Action item: The answer should consist of the full listing below, repeated exactly and free of pictures.

++++++++++++++++++++

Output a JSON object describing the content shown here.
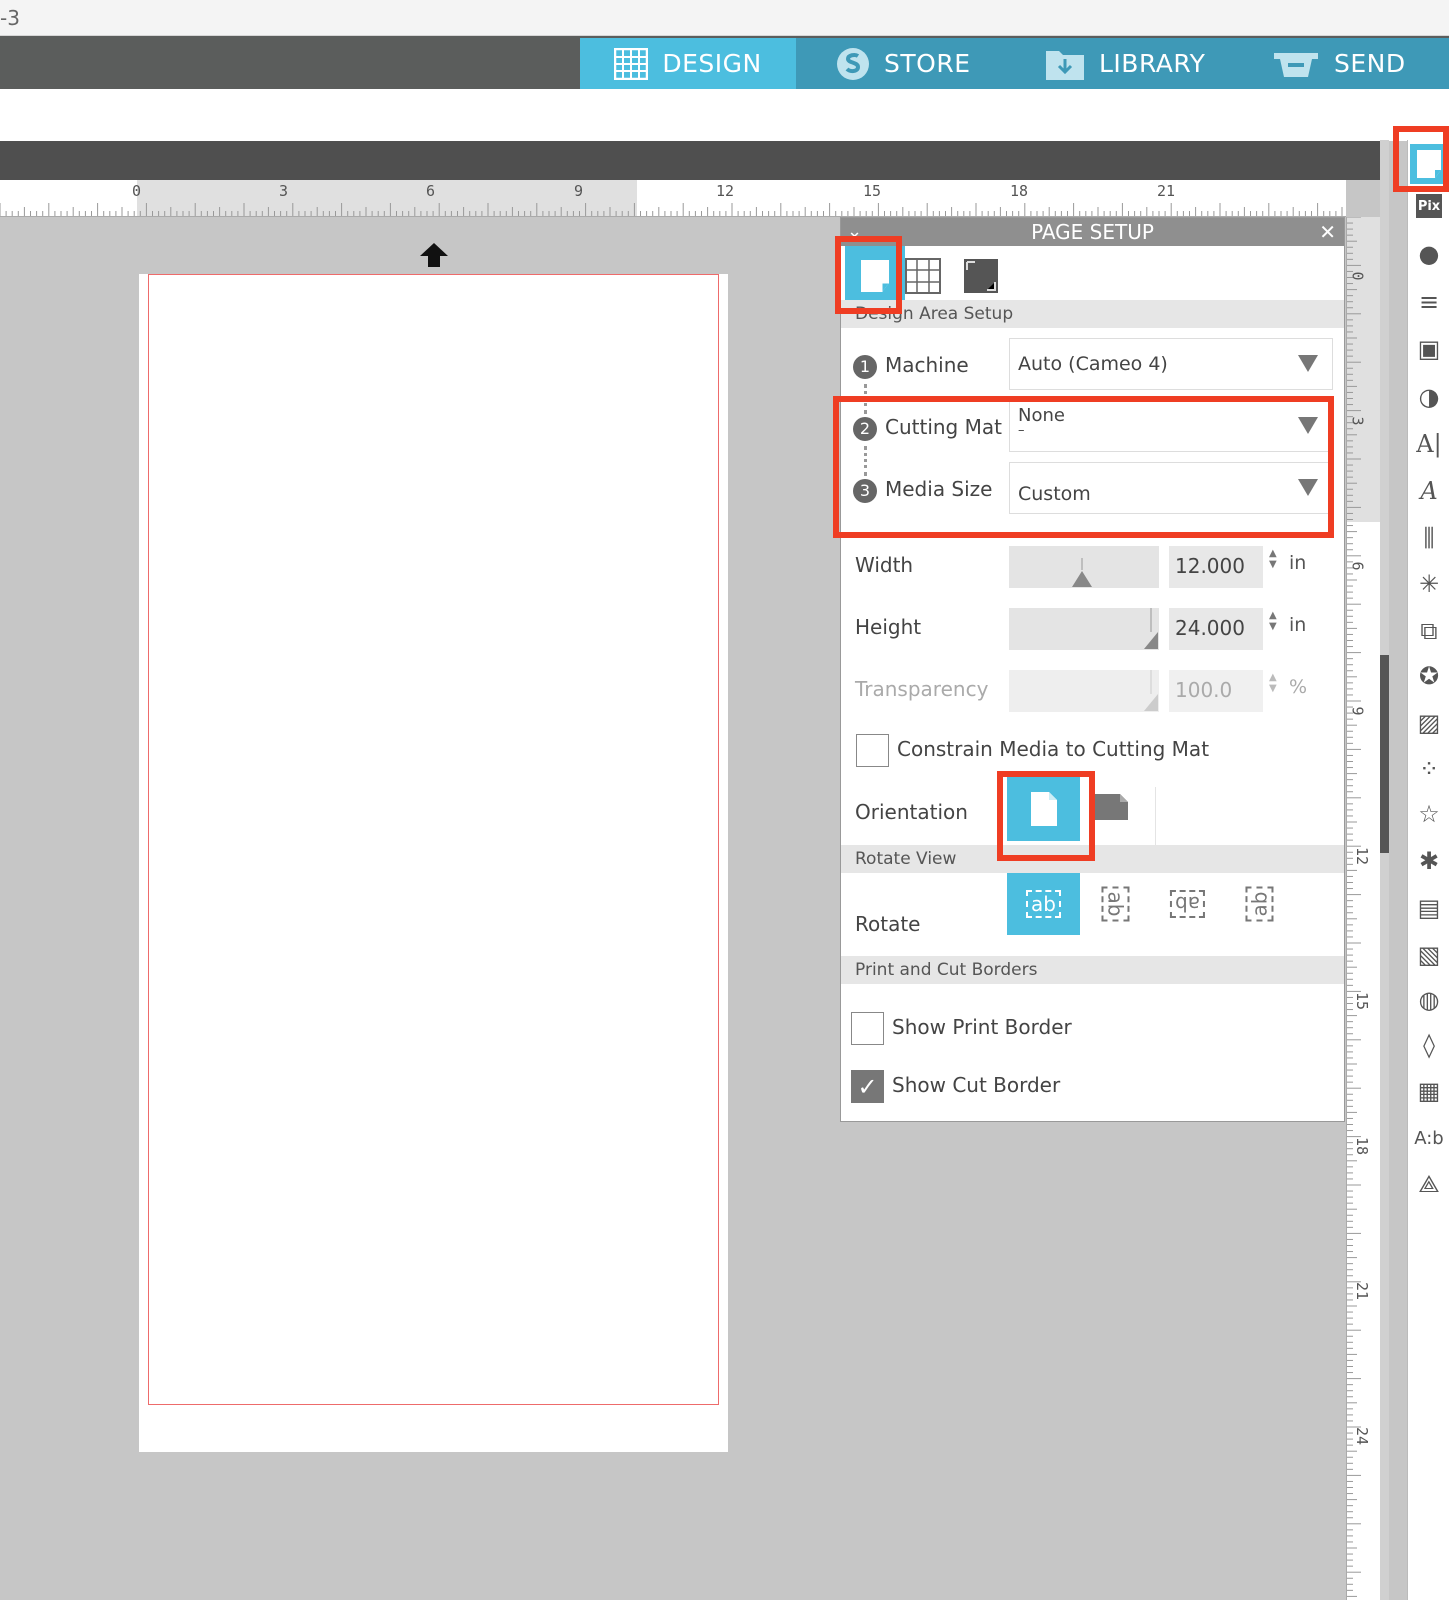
{
  "titlebar": {
    "text": "-3"
  },
  "nav": {
    "design": "DESIGN",
    "store": "STORE",
    "library": "LIBRARY",
    "send": "SEND"
  },
  "hruler": {
    "ticks": [
      "0",
      "3",
      "6",
      "9",
      "12",
      "15",
      "18",
      "21"
    ]
  },
  "vruler": {
    "ticks": [
      "0",
      "3",
      "6",
      "9",
      "12",
      "15",
      "18",
      "21",
      "24"
    ]
  },
  "panel": {
    "title": "PAGE SETUP",
    "section_design_area": "Design Area Setup",
    "machine": {
      "num": "1",
      "label": "Machine",
      "value": "Auto (Cameo 4)"
    },
    "cutting_mat": {
      "num": "2",
      "label": "Cutting Mat",
      "value": "None",
      "sub": "–"
    },
    "media_size": {
      "num": "3",
      "label": "Media Size",
      "value": "Custom"
    },
    "width": {
      "label": "Width",
      "value": "12.000",
      "unit": "in"
    },
    "height": {
      "label": "Height",
      "value": "24.000",
      "unit": "in"
    },
    "transparency": {
      "label": "Transparency",
      "value": "100.0",
      "unit": "%"
    },
    "constrain": {
      "label": "Constrain Media to Cutting Mat",
      "checked": false
    },
    "orientation": {
      "label": "Orientation",
      "selected": "portrait"
    },
    "section_rotate": "Rotate View",
    "rotate_label": "Rotate",
    "rotate_options": [
      "ab",
      "ab",
      "ab",
      "ab"
    ],
    "section_borders": "Print and Cut Borders",
    "show_print_border": {
      "label": "Show Print Border",
      "checked": false
    },
    "show_cut_border": {
      "label": "Show Cut Border",
      "checked": true
    }
  },
  "toolbar": {
    "pix_label": "Pix",
    "text_label": "A|",
    "ab_label": "A:b"
  },
  "colors": {
    "accent": "#4cbedf",
    "highlight": "#ef3d23",
    "nav": "#3e99b7"
  }
}
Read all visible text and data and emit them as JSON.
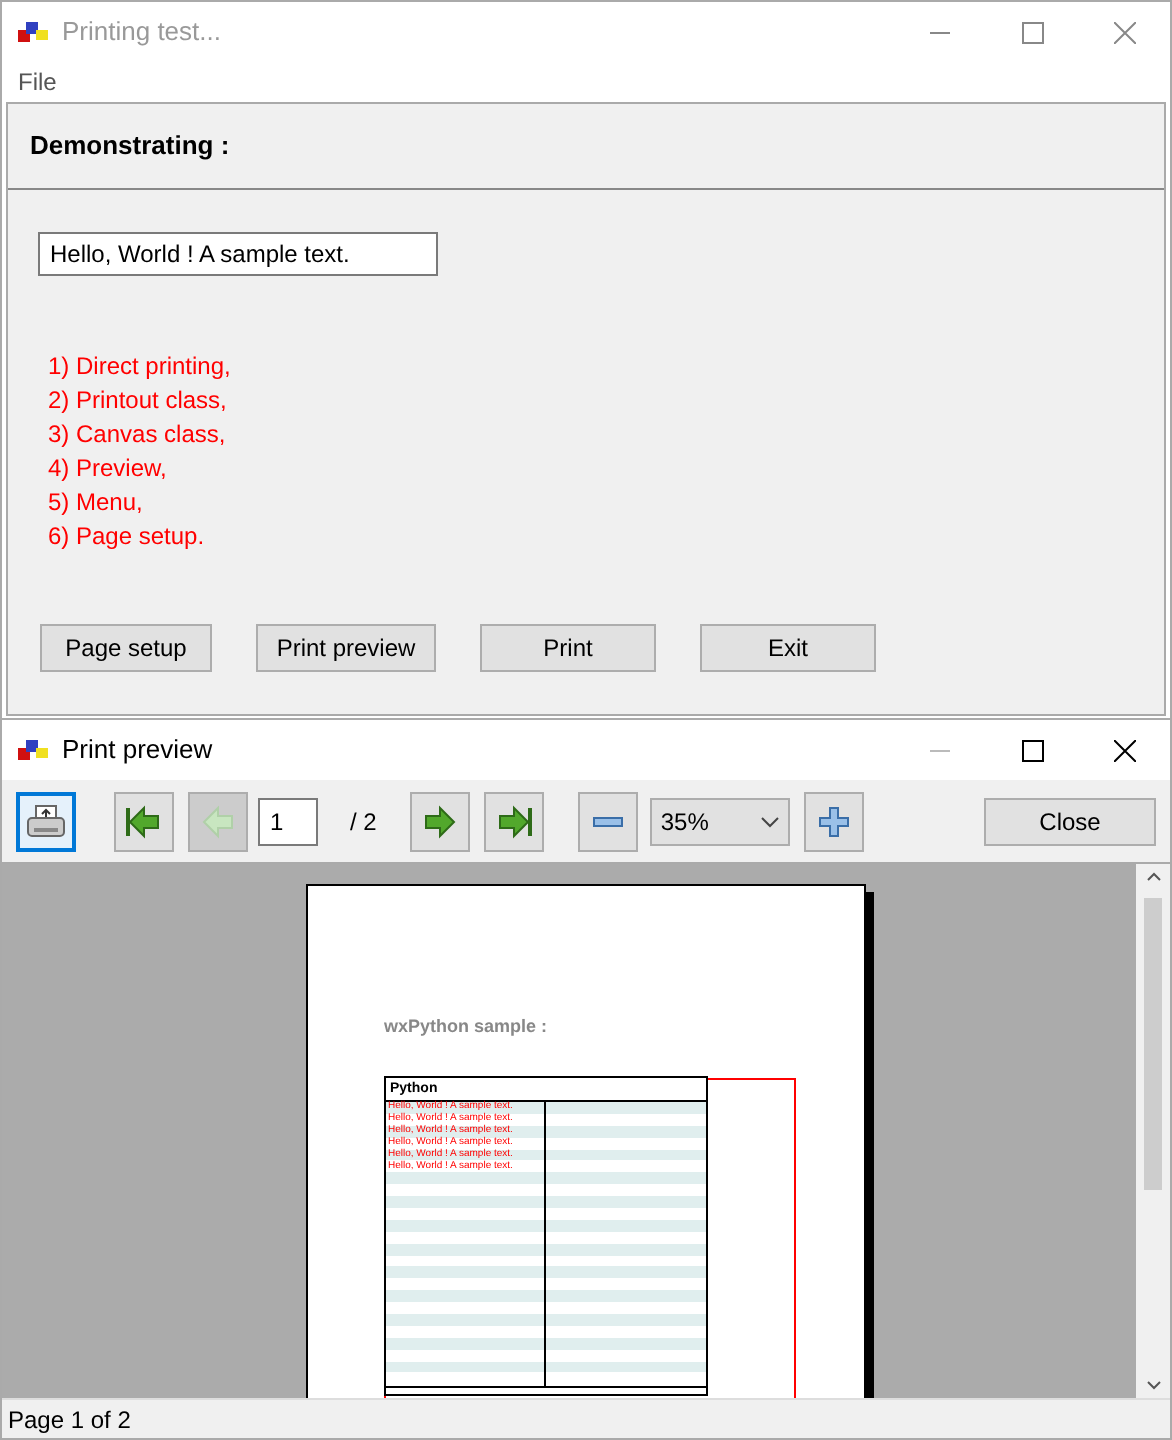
{
  "main_window": {
    "title": "Printing test...",
    "menu": [
      "File"
    ],
    "heading": "Demonstrating :",
    "text_field": {
      "value": "Hello, World ! A sample text."
    },
    "items": [
      "1) Direct printing,",
      "2) Printout class,",
      "3) Canvas class,",
      "4) Preview,",
      "5) Menu,",
      "6) Page setup."
    ],
    "buttons": [
      "Page setup",
      "Print preview",
      "Print",
      "Exit"
    ]
  },
  "preview_window": {
    "title": "Print preview",
    "toolbar": [
      {
        "kind": "print",
        "disabled": false
      },
      {
        "kind": "first",
        "disabled": false
      },
      {
        "kind": "prev",
        "disabled": true
      },
      {
        "kind": "page",
        "value": "1"
      },
      {
        "kind": "label",
        "text": "/ 2"
      },
      {
        "kind": "next",
        "disabled": false
      },
      {
        "kind": "last",
        "disabled": false
      },
      {
        "kind": "zoom_out",
        "disabled": false
      },
      {
        "kind": "zoom",
        "value": "35%"
      },
      {
        "kind": "zoom_in",
        "disabled": false
      },
      {
        "kind": "close",
        "text": "Close"
      }
    ],
    "page": {
      "heading": "wxPython sample :",
      "table_header": "Python",
      "rows": [
        "Hello, World ! A sample text.",
        "Hello, World ! A sample text.",
        "Hello, World ! A sample text.",
        "Hello, World ! A sample text.",
        "Hello, World ! A sample text.",
        "Hello, World ! A sample text."
      ]
    },
    "status_bar": "Page 1 of 2"
  }
}
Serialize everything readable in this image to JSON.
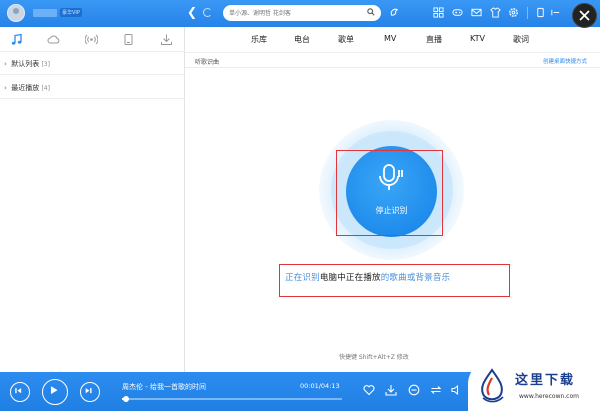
{
  "window": {
    "vip_badge": "豪华VIP"
  },
  "search": {
    "placeholder": "单小源、谢明哲 花剑客"
  },
  "sidebar": {
    "tabs": [
      {
        "icon": "music-note-icon"
      },
      {
        "icon": "cloud-icon"
      },
      {
        "icon": "radio-icon"
      },
      {
        "icon": "device-icon"
      },
      {
        "icon": "download-icon"
      }
    ],
    "playlists": [
      {
        "label": "默认列表",
        "count": "[3]"
      },
      {
        "label": "最近播放",
        "count": "[4]"
      }
    ]
  },
  "nav": {
    "tabs": [
      "乐库",
      "电台",
      "歌单",
      "MV",
      "直播",
      "KTV",
      "歌词"
    ]
  },
  "page": {
    "title": "听歌识曲",
    "shortcut_link": "创建桌面快捷方式",
    "stop_button": "停止识别",
    "status_part1": "正在识别",
    "status_part2": "电脑中正在播放",
    "status_part3": "的歌曲或背景音乐",
    "hotkey": "快捷键  Shift+Alt+Z  修改"
  },
  "player": {
    "track": "周杰伦 - 给我一首歌的时间",
    "time": "00:01/04:13",
    "progress_fraction": 0.004
  },
  "watermark": {
    "name": "这里下载",
    "url": "www.herecown.com"
  },
  "colors": {
    "accent": "#2d8cf0",
    "highlight_box": "#e0363b"
  }
}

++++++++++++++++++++

Exercise answer:
Output a JSON object describing the content shown here.
{
  "titlebar": {
    "text": "-3"
  },
  "nav": {
    "design": "DESIGN",
    "store": "STORE",
    "library": "LIBRARY",
    "send": "SEND"
  },
  "hruler": {
    "ticks": [
      "0",
      "3",
      "6",
      "9",
      "12",
      "15",
      "18",
      "21"
    ]
  },
  "vruler": {
    "ticks": [
      "0",
      "3",
      "6",
      "9",
      "12",
      "15",
      "18",
      "21",
      "24"
    ]
  },
  "panel": {
    "title": "PAGE SETUP",
    "section_design_area": "Design Area Setup",
    "machine": {
      "num": "1",
      "label": "Machine",
      "value": "Auto (Cameo 4)"
    },
    "cutting_mat": {
      "num": "2",
      "label": "Cutting Mat",
      "value": "None",
      "sub": "–"
    },
    "media_size": {
      "num": "3",
      "label": "Media Size",
      "value": "Custom"
    },
    "width": {
      "label": "Width",
      "value": "12.000",
      "unit": "in"
    },
    "height": {
      "label": "Height",
      "value": "24.000",
      "unit": "in"
    },
    "transparency": {
      "label": "Transparency",
      "value": "100.0",
      "unit": "%"
    },
    "constrain": {
      "label": "Constrain Media to Cutting Mat",
      "checked": false
    },
    "orientation": {
      "label": "Orientation",
      "selected": "portrait"
    },
    "section_rotate": "Rotate View",
    "rotate_label": "Rotate",
    "rotate_options": [
      "ab",
      "ab",
      "ab",
      "ab"
    ],
    "section_borders": "Print and Cut Borders",
    "show_print_border": {
      "label": "Show Print Border",
      "checked": false
    },
    "show_cut_border": {
      "label": "Show Cut Border",
      "checked": true
    }
  },
  "toolbar": {
    "pix_label": "Pix",
    "text_label": "A|",
    "ab_label": "A:b"
  },
  "colors": {
    "accent": "#4cbedf",
    "highlight": "#ef3d23",
    "nav": "#3e99b7"
  }
}
Read all visible text and data and emit them as JSON.
{
  "main_window": {
    "title": "Printing test...",
    "menu": [
      "File"
    ],
    "heading": "Demonstrating :",
    "text_field": {
      "value": "Hello, World ! A sample text."
    },
    "items": [
      "1) Direct printing,",
      "2) Printout class,",
      "3) Canvas class,",
      "4) Preview,",
      "5) Menu,",
      "6) Page setup."
    ],
    "buttons": [
      "Page setup",
      "Print preview",
      "Print",
      "Exit"
    ]
  },
  "preview_window": {
    "title": "Print preview",
    "toolbar": [
      {
        "kind": "print",
        "disabled": false
      },
      {
        "kind": "first",
        "disabled": false
      },
      {
        "kind": "prev",
        "disabled": true
      },
      {
        "kind": "page",
        "value": "1"
      },
      {
        "kind": "label",
        "text": "/ 2"
      },
      {
        "kind": "next",
        "disabled": false
      },
      {
        "kind": "last",
        "disabled": false
      },
      {
        "kind": "zoom_out",
        "disabled": false
      },
      {
        "kind": "zoom",
        "value": "35%"
      },
      {
        "kind": "zoom_in",
        "disabled": false
      },
      {
        "kind": "close",
        "text": "Close"
      }
    ],
    "page": {
      "heading": "wxPython sample :",
      "table_header": "Python",
      "rows": [
        "Hello, World ! A sample text.",
        "Hello, World ! A sample text.",
        "Hello, World ! A sample text.",
        "Hello, World ! A sample text.",
        "Hello, World ! A sample text.",
        "Hello, World ! A sample text."
      ]
    },
    "status_bar": "Page 1 of 2"
  }
}
Serialize everything readable in this image to JSON.
{
  "window": {
    "vip_badge": "豪华VIP"
  },
  "search": {
    "placeholder": "单小源、谢明哲 花剑客"
  },
  "sidebar": {
    "tabs": [
      {
        "icon": "music-note-icon"
      },
      {
        "icon": "cloud-icon"
      },
      {
        "icon": "radio-icon"
      },
      {
        "icon": "device-icon"
      },
      {
        "icon": "download-icon"
      }
    ],
    "playlists": [
      {
        "label": "默认列表",
        "count": "[3]"
      },
      {
        "label": "最近播放",
        "count": "[4]"
      }
    ]
  },
  "nav": {
    "tabs": [
      "乐库",
      "电台",
      "歌单",
      "MV",
      "直播",
      "KTV",
      "歌词"
    ]
  },
  "page": {
    "title": "听歌识曲",
    "shortcut_link": "创建桌面快捷方式",
    "stop_button": "停止识别",
    "status_part1": "正在识别",
    "status_part2": "电脑中正在播放",
    "status_part3": "的歌曲或背景音乐",
    "hotkey": "快捷键  Shift+Alt+Z  修改"
  },
  "player": {
    "track": "周杰伦 - 给我一首歌的时间",
    "time": "00:01/04:13",
    "progress_fraction": 0.004
  },
  "watermark": {
    "name": "这里下载",
    "url": "www.herecown.com"
  },
  "colors": {
    "accent": "#2d8cf0",
    "highlight_box": "#e0363b"
  }
}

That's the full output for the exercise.